Should schools make pupils ‘work-ready’?

Sunday 29 October, 16:0017:15, Frobisher Auditorium 1Battle for Education

Partners:

At the end of 2016, Ofsted’s survey, ‘Getting ready for work’, declared that the ‘nation’s economic prosperity is at risk because the majority of England’s schools fail to prioritise enterprise education and work-related learning’. Schools were criticised for failing to make enterprise education – which involves teaching pupils the knowledge they will need to be future employees and potential employers – a key part of the curriculum, leaving large numbers of young people, particularly the disadvantaged, unprepared for the world of work.

Ofsted is not alone in its concerns. A workforce survey by the British Chambers of Commerce repeated a common complaint from businesses that many young people are not adequately prepared for the workplace on leaving education. More than three-quarters of respondents reported a lack of work experience as one of the key reasons young people are unprepared for work. In April 2017, the Department for Education responded to such criticisms by updating its statutory guidance for schools, stating that: ‘Schools should create a learning environment which allows and encourages pupils to tackle real life challenges which require them to manage risk and to develop their decision making, team building and problem solving skills.’

However, the extent to which schools should use the curriculum to prepare pupils for the world of work is contentious.
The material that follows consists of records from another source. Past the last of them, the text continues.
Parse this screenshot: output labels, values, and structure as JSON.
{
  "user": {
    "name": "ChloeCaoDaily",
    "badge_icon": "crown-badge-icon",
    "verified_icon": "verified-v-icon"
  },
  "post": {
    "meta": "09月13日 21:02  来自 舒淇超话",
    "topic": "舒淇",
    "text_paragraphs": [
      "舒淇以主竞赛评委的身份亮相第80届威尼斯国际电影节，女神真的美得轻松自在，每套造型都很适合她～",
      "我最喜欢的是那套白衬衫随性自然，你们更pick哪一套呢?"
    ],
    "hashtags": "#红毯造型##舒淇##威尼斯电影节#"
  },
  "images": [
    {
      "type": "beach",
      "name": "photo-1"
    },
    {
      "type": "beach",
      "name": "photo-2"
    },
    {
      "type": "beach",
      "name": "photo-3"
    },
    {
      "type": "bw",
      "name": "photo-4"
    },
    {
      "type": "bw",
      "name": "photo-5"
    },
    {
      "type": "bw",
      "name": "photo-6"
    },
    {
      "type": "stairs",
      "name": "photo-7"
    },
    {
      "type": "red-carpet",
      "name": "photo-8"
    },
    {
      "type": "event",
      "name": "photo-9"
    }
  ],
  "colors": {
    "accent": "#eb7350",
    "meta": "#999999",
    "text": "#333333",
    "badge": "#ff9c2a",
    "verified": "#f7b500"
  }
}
On the one hand, some argue that this emphasis turns education into an instrumental project, inevitably institutionalising a turn away from a commitment to knowledge for its own sake. School leaders complain that this is yet another demand on their beleaguered finances and curriculum time, especially when, over recent years, educators have been asked to focus on testing, examination results and a core academic curriculum for all.
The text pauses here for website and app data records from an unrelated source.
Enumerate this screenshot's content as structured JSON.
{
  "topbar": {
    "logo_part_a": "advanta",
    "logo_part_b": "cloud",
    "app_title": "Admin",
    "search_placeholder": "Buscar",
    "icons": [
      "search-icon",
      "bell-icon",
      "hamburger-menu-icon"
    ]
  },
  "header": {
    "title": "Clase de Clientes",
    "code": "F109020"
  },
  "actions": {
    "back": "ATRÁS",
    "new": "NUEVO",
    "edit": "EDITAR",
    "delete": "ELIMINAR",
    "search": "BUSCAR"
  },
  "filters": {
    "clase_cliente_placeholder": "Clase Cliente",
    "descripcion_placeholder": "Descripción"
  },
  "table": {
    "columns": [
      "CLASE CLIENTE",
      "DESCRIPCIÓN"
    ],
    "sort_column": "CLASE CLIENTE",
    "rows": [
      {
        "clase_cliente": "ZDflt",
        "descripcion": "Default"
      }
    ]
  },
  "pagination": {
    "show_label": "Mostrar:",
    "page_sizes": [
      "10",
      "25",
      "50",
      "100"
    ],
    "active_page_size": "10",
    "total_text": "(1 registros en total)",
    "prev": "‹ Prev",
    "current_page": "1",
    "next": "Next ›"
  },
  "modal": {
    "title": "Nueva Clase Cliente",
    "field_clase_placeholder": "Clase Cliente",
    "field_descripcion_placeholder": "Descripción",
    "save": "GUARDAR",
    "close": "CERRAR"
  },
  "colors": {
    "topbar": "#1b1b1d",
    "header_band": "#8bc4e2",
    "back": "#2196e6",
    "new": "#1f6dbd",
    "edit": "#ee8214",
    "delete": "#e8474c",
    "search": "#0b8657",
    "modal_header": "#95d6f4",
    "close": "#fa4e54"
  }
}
Perhaps in response to accusations that schools should not be dominated by a narrow employability skills agenda, the emphasis of new careers guidance is becoming broader. We are told careers guidance can facilitate ‘access to a range of inspirational role models’, can ‘instil resilience, goal setting, hard work and social confidence’ and can be a vehicle for social mobility. Careers professionals stress this is more than cursory, patchy and superficial work experience. Beyond work placements, it can also involve careers fairs, motivational talks, enterprise challenges, mock interviews and networking events, all of which ‘can bridge the social divide by ensuring all young people have equal access to work-related knowledge that will guide and prepare them for the next stage of their lives’.

Even in its narrow sense, many parents report that their children enjoy work experience because it gives them a wider outlook on the world, allows young people to learn to act in an independent way and facilitates exposure to adults outside their immediate social circle. As such, work experience is not a threat to academic excellence, more of an add-on.
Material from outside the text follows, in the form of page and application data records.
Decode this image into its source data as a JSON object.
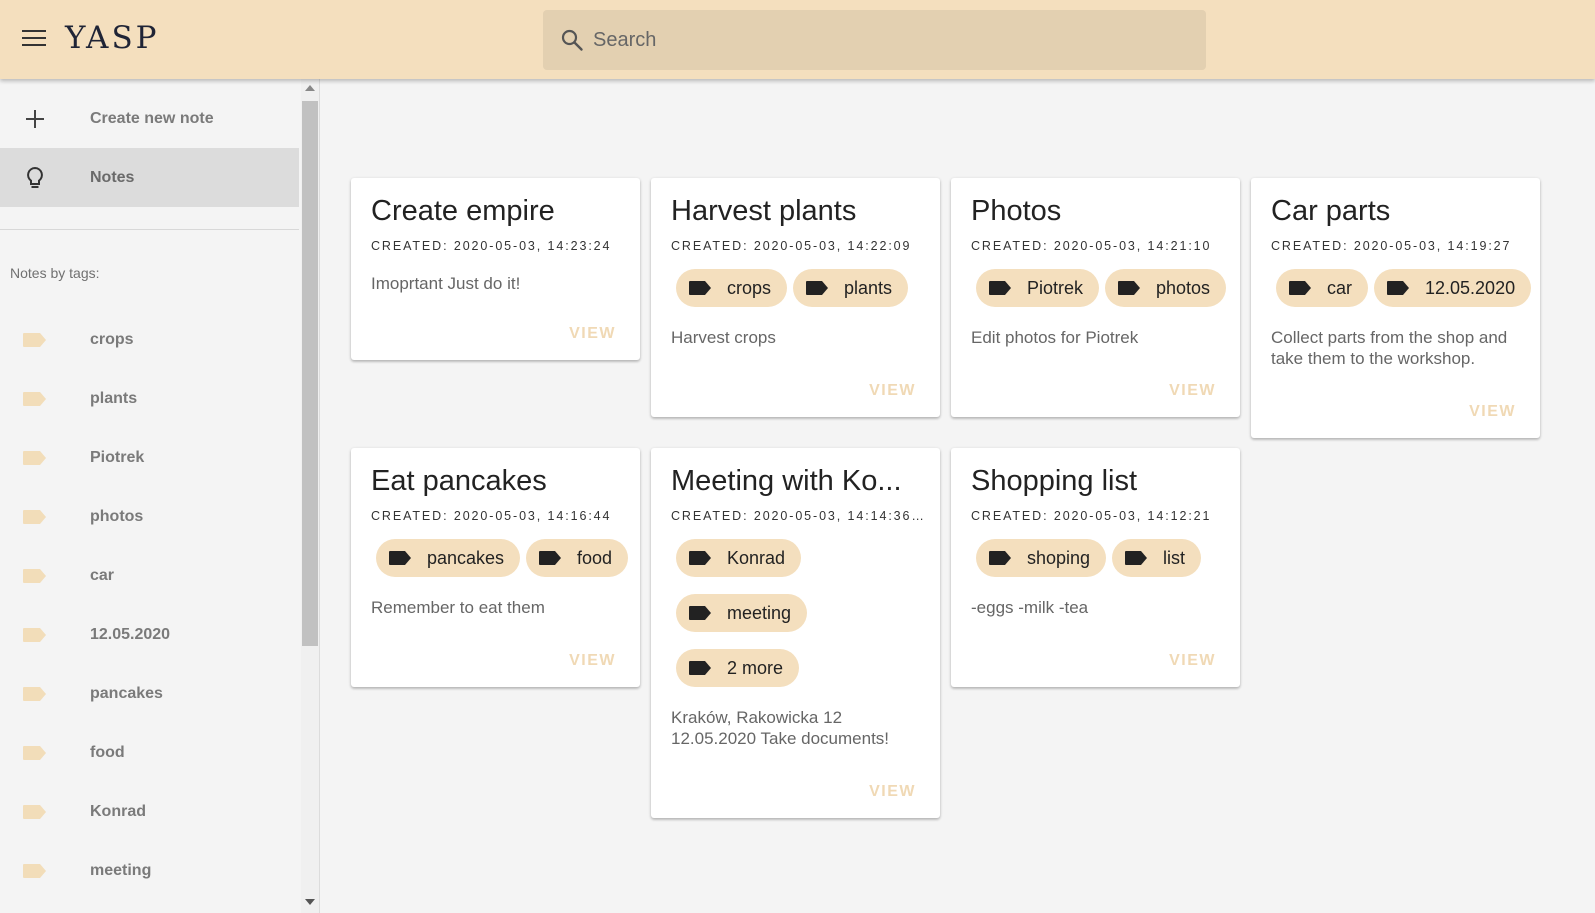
{
  "app": {
    "logo": "YASP"
  },
  "search": {
    "placeholder": "Search"
  },
  "sidebar": {
    "create_label": "Create new note",
    "notes_label": "Notes",
    "tags_header": "Notes by tags:",
    "tags": [
      "crops",
      "plants",
      "Piotrek",
      "photos",
      "car",
      "12.05.2020",
      "pancakes",
      "food",
      "Konrad",
      "meeting"
    ]
  },
  "colors": {
    "accent": "#f4dfbe",
    "view": "#f0d9b5",
    "tag_icon": "#f2ddb9"
  },
  "notes": [
    {
      "title": "Create empire",
      "created": "CREATED: 2020-05-03, 14:23:24",
      "tags": [],
      "text": "Imoprtant Just do it!",
      "view": "VIEW"
    },
    {
      "title": "Harvest plants",
      "created": "CREATED: 2020-05-03, 14:22:09",
      "tags": [
        "crops",
        "plants"
      ],
      "text": "Harvest crops",
      "view": "VIEW"
    },
    {
      "title": "Photos",
      "created": "CREATED: 2020-05-03, 14:21:10",
      "tags": [
        "Piotrek",
        "photos"
      ],
      "text": "Edit photos for Piotrek",
      "view": "VIEW"
    },
    {
      "title": "Car parts",
      "created": "CREATED: 2020-05-03, 14:19:27",
      "tags": [
        "car",
        "12.05.2020"
      ],
      "text": "Collect parts from the shop and take them to the workshop.",
      "view": "VIEW"
    },
    {
      "title": "Eat pancakes",
      "created": "CREATED: 2020-05-03, 14:16:44",
      "tags": [
        "pancakes",
        "food"
      ],
      "text": "Remember to eat them",
      "view": "VIEW"
    },
    {
      "title": "Meeting with Ko...",
      "created": "CREATED: 2020-05-03, 14:14:36...",
      "tags": [
        "Konrad",
        "meeting",
        "2 more"
      ],
      "text": "Kraków, Rakowicka 12 12.05.2020 Take documents!",
      "view": "VIEW"
    },
    {
      "title": "Shopping list",
      "created": "CREATED: 2020-05-03, 14:12:21",
      "tags": [
        "shoping",
        "list"
      ],
      "text": "-eggs -milk -tea",
      "view": "VIEW"
    }
  ]
}
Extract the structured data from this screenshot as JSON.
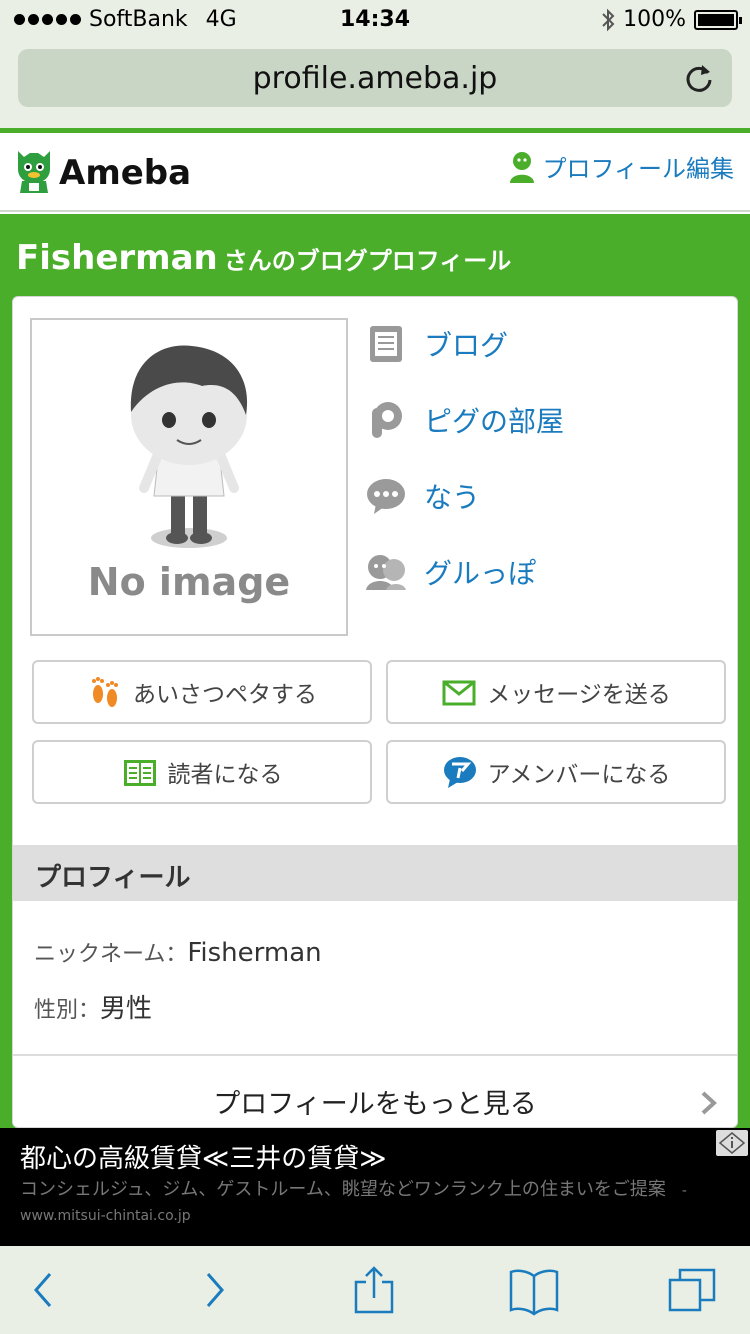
{
  "status_bar": {
    "carrier": "SoftBank",
    "network": "4G",
    "time": "14:34",
    "battery": "100%"
  },
  "browser": {
    "url": "profile.ameba.jp"
  },
  "header": {
    "logo_text": "Ameba",
    "profile_edit_label": "プロフィール編集"
  },
  "page_title": {
    "name": "Fisherman",
    "suffix": "さんのブログプロフィール"
  },
  "avatar": {
    "placeholder_text": "No image"
  },
  "links": [
    {
      "label": "ブログ",
      "icon": "blog-icon"
    },
    {
      "label": "ピグの部屋",
      "icon": "pigg-icon"
    },
    {
      "label": "なう",
      "icon": "now-icon"
    },
    {
      "label": "グルっぽ",
      "icon": "group-icon"
    }
  ],
  "buttons": {
    "greet": "あいさつペタする",
    "message": "メッセージを送る",
    "reader": "読者になる",
    "amember": "アメンバーになる"
  },
  "profile": {
    "heading": "プロフィール",
    "nickname_label": "ニックネーム：",
    "nickname_value": "Fisherman",
    "gender_label": "性別：",
    "gender_value": "男性",
    "more_label": "プロフィールをもっと見る"
  },
  "ad": {
    "title": "都心の高級賃貸≪三井の賃貸≫",
    "description": "コンシェルジュ、ジム、ゲストルーム、眺望などワンランク上の住まいをご提案",
    "url": "- www.mitsui-chintai.co.jp"
  },
  "colors": {
    "accent_green": "#4aae2a",
    "link_blue": "#1a7bbf"
  }
}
So what is the balance? Does a focus on careers guidance ultimately distract from the core role of schools in terms of passing on ‘the best that has been thought and said’? Is depending on careers guidance to instil resilience and to offer inspirational role models and other ‘soft skills’ a loss of confidence in academic disciplines, which historically were
assumed to perform the same role? If, as it is claimed, the career choices that young people make can be informed by the practical experience they gain at school, should schools indeed re-orientate their curriculum to help their pupils become more work-savvy? Should we move away from a prescriptive academic curriculum and embrace new school models such as careers colleges and university technical colleges, where pupils can go at 14 to take a vocational route?